**EXERCISE BRIEF:**
Scan the listing below for lines with the word "BenAdmin". Report how many there are, as a number alone.

**EXERCISE DATA:**

>>>>>

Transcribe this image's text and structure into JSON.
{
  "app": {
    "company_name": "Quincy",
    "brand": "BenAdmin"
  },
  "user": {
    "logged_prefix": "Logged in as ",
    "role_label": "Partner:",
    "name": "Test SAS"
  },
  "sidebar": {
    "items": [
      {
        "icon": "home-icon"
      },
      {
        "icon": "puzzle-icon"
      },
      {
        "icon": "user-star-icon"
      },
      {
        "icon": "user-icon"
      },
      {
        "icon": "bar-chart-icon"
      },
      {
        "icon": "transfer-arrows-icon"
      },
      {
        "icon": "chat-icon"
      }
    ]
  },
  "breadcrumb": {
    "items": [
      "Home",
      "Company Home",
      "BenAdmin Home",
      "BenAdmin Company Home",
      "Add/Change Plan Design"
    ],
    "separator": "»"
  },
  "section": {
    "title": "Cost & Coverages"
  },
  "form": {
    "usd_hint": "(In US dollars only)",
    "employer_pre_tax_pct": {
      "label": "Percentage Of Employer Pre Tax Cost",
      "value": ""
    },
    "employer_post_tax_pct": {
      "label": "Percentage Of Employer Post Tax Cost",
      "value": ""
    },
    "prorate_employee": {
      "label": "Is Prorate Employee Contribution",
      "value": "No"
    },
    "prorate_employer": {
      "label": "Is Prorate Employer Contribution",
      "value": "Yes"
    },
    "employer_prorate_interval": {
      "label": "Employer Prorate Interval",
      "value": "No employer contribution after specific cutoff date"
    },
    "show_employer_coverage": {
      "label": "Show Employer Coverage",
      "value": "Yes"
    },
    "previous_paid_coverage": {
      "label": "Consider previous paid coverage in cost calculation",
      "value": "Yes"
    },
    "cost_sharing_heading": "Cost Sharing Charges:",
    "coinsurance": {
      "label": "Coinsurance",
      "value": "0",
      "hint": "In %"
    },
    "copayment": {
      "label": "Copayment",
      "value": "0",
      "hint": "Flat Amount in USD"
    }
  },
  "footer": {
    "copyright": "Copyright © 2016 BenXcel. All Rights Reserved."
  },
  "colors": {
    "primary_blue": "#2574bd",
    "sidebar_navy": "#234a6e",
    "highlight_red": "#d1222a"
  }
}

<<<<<

**TASK RESPONSE:**
3